The stage is set for a turning point in cybersecurity; it’s an open question if what happens will be for good or bad.
If you were counting on the Summer of 2017 being a time you could relax, free from worry about the rough and tumble world of cybersecurity – you might want to invest in some travel cancellation insurance. Let’s use the news that a cyberattack could cripple the electric industry as a start to a discussion about three key issues that executives, lawmakers and security professionals need to keep top of mind:
- Despite the fear of cyberattacks, critical infrastructures – especially Operating Technologies – have been neglected when it comes to addressing cyber threats. The Ponemon Institute’s recent report and the new cybersecurity guide for electric utilities from US NIST and NCCOE detail as much.

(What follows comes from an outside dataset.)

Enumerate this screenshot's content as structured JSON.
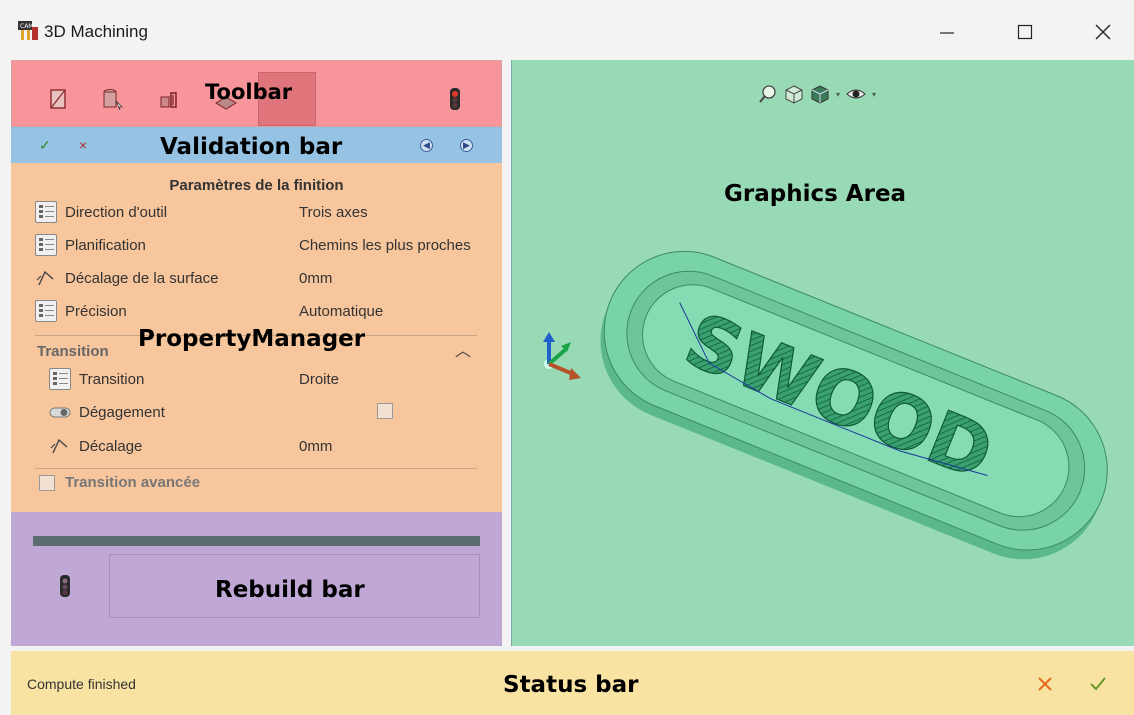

- Web application attacks are successful because software flaws are ubiquitous and because most popular cybersecurity tools only protect part of an application’s code. It doesn’t take a particularly sophisticated hacker to find and exploit flaws – often traceable to an open source component – that can bring organizations to a grinding halt as we’ve seen with ransomware in healthcare and transportation.
- We continue to rely on outdated tools. The bad guys are creative and persistent while businesses and government still rely on decades-old approaches to protecting data and systems. Heuristics are the dominate approach to cybersecurity where we guess if an attack is real. A report this month from NSS Labs shows 80% of today’s top firewalls miss attacks at a time when malicious and state-sponsored hackers develop tools that evade traditional defenses.
Just like it’s easy to find code flaws, but hard to fix them, it’s easy to point out the flaws in the current approach to cybersecurity. There are, though, steps that can dramatically improve protection while reducing complexity, noise and resources requirements.
- Most teams struggle to keep up with routine and emergency patch updates that start a race between hackers with their automated vulnerability scanners and security teams who must apply the updates. Virtual patching instantly applies code equivalent protections from newly discovered vulnerabilities without taking your app out of production or making code changes – taking away the inherent time advantage of hackers. You can always go back and apply the binary patch once the protection is in place.
- Don’t stop with virtual patching. Microsoft for the second time in a month reopened long-dead Windows XP to issue patches linked to newly discovered OS vulnerabilities. Old end-point software is only one part of the problem, so are web applications running on out-of-support Java and .NET platforms. Virtual upgrades, like virtual patching, can instantly bring older platforms up to current platform versions without a long and expensive project to rewrite an application.
- System hardening and attack surface reduction should be the norm. System and application components that are not required should be disabled at all layers of the software stack either manually or automatically with the help of tools. This includes firmware, operating systems, system drivers, services, applications as well as inside managed virtual machines such as the .NET and JVM platforms. This practice can dramatically reduce the attack surface of an organization – significantly reducing the likelihood of a successful system compromise.
- Treat all code that enters an operating system or managed virtual machine as untrusted. Compartmentalize the runtime environment, define trust boundaries and control the interaction between compartments. Untrusted code and 3rd party components need to run in isolated compartments. Industroyer and similar malware showcase the value of running any untrusted code inside restricted sandboxes, containers or other types of runtime compartmentalization solutions that provide isolation of the environment as well as fine-grained control of what operations are allowed or not.
There are encouraging signs that we’re about to see a step-change in cybersecurity. The constant barrage of attacks and newly discovered vulnerabilities has the attention of executives, shareholders, government regulators and legislators – the four groups that can mandate action. Now it’s up to security professionals to take advantage of this environment to drive positive change.
James E. Lee is the Executive Vice President and Chief Marketing Officer for Waratek. Lee is the former CMO at data pioneer ChoicePoint and an expert in data privacy and security, having served nine years on the board of the San Diego-based Identity Theft Resource Center including three years as chair. Lee has served as a leader of two ANSI efforts to address issues of data privacy and identity management. Lee is also a former global leader at International Paper Company.